Data Block Start
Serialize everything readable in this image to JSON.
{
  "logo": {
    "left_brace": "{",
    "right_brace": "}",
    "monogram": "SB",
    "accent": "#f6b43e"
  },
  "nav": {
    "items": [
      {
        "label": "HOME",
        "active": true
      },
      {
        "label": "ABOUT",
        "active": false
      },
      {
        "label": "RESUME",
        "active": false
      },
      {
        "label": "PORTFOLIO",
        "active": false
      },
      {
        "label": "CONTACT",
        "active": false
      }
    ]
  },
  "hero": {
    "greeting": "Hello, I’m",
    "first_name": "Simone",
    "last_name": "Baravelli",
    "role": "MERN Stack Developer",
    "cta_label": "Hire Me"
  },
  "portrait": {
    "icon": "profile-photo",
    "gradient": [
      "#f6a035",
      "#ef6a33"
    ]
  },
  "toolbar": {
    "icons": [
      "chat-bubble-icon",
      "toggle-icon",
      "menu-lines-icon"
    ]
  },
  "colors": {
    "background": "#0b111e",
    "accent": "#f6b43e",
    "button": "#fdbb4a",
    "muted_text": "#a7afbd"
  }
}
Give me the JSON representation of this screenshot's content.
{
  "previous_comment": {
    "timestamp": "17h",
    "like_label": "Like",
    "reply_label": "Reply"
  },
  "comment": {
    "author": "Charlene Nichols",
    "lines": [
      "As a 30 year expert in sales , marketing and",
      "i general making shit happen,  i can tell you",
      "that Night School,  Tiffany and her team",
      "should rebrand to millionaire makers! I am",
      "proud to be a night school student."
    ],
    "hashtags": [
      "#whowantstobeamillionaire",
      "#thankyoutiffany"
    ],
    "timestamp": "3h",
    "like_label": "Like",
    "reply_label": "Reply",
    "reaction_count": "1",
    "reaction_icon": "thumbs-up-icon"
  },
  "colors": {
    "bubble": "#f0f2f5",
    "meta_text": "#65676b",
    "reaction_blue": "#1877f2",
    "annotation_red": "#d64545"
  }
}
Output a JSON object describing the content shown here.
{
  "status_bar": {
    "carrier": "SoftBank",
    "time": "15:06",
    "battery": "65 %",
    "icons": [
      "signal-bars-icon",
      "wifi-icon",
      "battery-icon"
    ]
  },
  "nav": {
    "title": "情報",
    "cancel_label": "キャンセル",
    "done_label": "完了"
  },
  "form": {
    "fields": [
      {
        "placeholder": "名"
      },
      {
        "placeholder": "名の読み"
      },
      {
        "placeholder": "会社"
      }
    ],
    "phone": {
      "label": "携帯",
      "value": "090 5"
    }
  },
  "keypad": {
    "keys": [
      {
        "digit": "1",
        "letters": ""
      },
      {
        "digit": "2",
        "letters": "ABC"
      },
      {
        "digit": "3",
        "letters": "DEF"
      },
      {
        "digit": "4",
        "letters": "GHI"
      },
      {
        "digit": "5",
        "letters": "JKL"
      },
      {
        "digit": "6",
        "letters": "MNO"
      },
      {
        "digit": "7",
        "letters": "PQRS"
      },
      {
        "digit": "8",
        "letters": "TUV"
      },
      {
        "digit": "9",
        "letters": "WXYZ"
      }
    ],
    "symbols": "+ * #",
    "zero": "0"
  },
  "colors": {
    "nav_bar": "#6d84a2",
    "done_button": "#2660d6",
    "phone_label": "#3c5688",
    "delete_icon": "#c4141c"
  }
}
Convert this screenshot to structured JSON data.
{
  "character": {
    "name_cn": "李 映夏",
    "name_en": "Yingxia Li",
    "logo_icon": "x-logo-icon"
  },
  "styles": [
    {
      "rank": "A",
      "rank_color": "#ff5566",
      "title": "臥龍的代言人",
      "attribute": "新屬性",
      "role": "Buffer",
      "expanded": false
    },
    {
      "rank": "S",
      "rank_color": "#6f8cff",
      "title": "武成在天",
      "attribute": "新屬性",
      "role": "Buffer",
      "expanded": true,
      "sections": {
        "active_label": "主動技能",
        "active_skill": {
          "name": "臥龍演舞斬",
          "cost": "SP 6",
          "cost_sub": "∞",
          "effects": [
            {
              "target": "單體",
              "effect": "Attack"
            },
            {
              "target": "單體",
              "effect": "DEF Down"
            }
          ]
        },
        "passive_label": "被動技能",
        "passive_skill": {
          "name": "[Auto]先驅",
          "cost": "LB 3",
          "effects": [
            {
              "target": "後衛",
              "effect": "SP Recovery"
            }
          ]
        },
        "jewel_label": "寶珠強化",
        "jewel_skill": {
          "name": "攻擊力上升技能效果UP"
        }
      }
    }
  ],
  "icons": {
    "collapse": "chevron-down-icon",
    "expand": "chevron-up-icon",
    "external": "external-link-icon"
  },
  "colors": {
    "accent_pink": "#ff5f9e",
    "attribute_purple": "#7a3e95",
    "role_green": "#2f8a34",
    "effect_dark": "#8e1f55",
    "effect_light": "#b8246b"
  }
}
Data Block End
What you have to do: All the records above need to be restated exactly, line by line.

Your response:
Serialize everything readable in this image to JSON.
{
  "logo": {
    "left_brace": "{",
    "right_brace": "}",
    "monogram": "SB",
    "accent": "#f6b43e"
  },
  "nav": {
    "items": [
      {
        "label": "HOME",
        "active": true
      },
      {
        "label": "ABOUT",
        "active": false
      },
      {
        "label": "RESUME",
        "active": false
      },
      {
        "label": "PORTFOLIO",
        "active": false
      },
      {
        "label": "CONTACT",
        "active": false
      }
    ]
  },
  "hero": {
    "greeting": "Hello, I’m",
    "first_name": "Simone",
    "last_name": "Baravelli",
    "role": "MERN Stack Developer",
    "cta_label": "Hire Me"
  },
  "portrait": {
    "icon": "profile-photo",
    "gradient": [
      "#f6a035",
      "#ef6a33"
    ]
  },
  "toolbar": {
    "icons": [
      "chat-bubble-icon",
      "toggle-icon",
      "menu-lines-icon"
    ]
  },
  "colors": {
    "background": "#0b111e",
    "accent": "#f6b43e",
    "button": "#fdbb4a",
    "muted_text": "#a7afbd"
  }
}
Give me the JSON representation of this screenshot's content.
{
  "previous_comment": {
    "timestamp": "17h",
    "like_label": "Like",
    "reply_label": "Reply"
  },
  "comment": {
    "author": "Charlene Nichols",
    "lines": [
      "As a 30 year expert in sales , marketing and",
      "i general making shit happen,  i can tell you",
      "that Night School,  Tiffany and her team",
      "should rebrand to millionaire makers! I am",
      "proud to be a night school student."
    ],
    "hashtags": [
      "#whowantstobeamillionaire",
      "#thankyoutiffany"
    ],
    "timestamp": "3h",
    "like_label": "Like",
    "reply_label": "Reply",
    "reaction_count": "1",
    "reaction_icon": "thumbs-up-icon"
  },
  "colors": {
    "bubble": "#f0f2f5",
    "meta_text": "#65676b",
    "reaction_blue": "#1877f2",
    "annotation_red": "#d64545"
  }
}
Output a JSON object describing the content shown here.
{
  "status_bar": {
    "carrier": "SoftBank",
    "time": "15:06",
    "battery": "65 %",
    "icons": [
      "signal-bars-icon",
      "wifi-icon",
      "battery-icon"
    ]
  },
  "nav": {
    "title": "情報",
    "cancel_label": "キャンセル",
    "done_label": "完了"
  },
  "form": {
    "fields": [
      {
        "placeholder": "名"
      },
      {
        "placeholder": "名の読み"
      },
      {
        "placeholder": "会社"
      }
    ],
    "phone": {
      "label": "携帯",
      "value": "090 5"
    }
  },
  "keypad": {
    "keys": [
      {
        "digit": "1",
        "letters": ""
      },
      {
        "digit": "2",
        "letters": "ABC"
      },
      {
        "digit": "3",
        "letters": "DEF"
      },
      {
        "digit": "4",
        "letters": "GHI"
      },
      {
        "digit": "5",
        "letters": "JKL"
      },
      {
        "digit": "6",
        "letters": "MNO"
      },
      {
        "digit": "7",
        "letters": "PQRS"
      },
      {
        "digit": "8",
        "letters": "TUV"
      },
      {
        "digit": "9",
        "letters": "WXYZ"
      }
    ],
    "symbols": "+ * #",
    "zero": "0"
  },
  "colors": {
    "nav_bar": "#6d84a2",
    "done_button": "#2660d6",
    "phone_label": "#3c5688",
    "delete_icon": "#c4141c"
  }
}
Convert this screenshot to structured JSON data.
{
  "character": {
    "name_cn": "李 映夏",
    "name_en": "Yingxia Li",
    "logo_icon": "x-logo-icon"
  },
  "styles": [
    {
      "rank": "A",
      "rank_color": "#ff5566",
      "title": "臥龍的代言人",
      "attribute": "新屬性",
      "role": "Buffer",
      "expanded": false
    },
    {
      "rank": "S",
      "rank_color": "#6f8cff",
      "title": "武成在天",
      "attribute": "新屬性",
      "role": "Buffer",
      "expanded": true,
      "sections": {
        "active_label": "主動技能",
        "active_skill": {
          "name": "臥龍演舞斬",
          "cost": "SP 6",
          "cost_sub": "∞",
          "effects": [
            {
              "target": "單體",
              "effect": "Attack"
            },
            {
              "target": "單體",
              "effect": "DEF Down"
            }
          ]
        },
        "passive_label": "被動技能",
        "passive_skill": {
          "name": "[Auto]先驅",
          "cost": "LB 3",
          "effects": [
            {
              "target": "後衛",
              "effect": "SP Recovery"
            }
          ]
        },
        "jewel_label": "寶珠強化",
        "jewel_skill": {
          "name": "攻擊力上升技能效果UP"
        }
      }
    }
  ],
  "icons": {
    "collapse": "chevron-down-icon",
    "expand": "chevron-up-icon",
    "external": "external-link-icon"
  },
  "colors": {
    "accent_pink": "#ff5f9e",
    "attribute_purple": "#7a3e95",
    "role_green": "#2f8a34",
    "effect_dark": "#8e1f55",
    "effect_light": "#b8246b"
  }
}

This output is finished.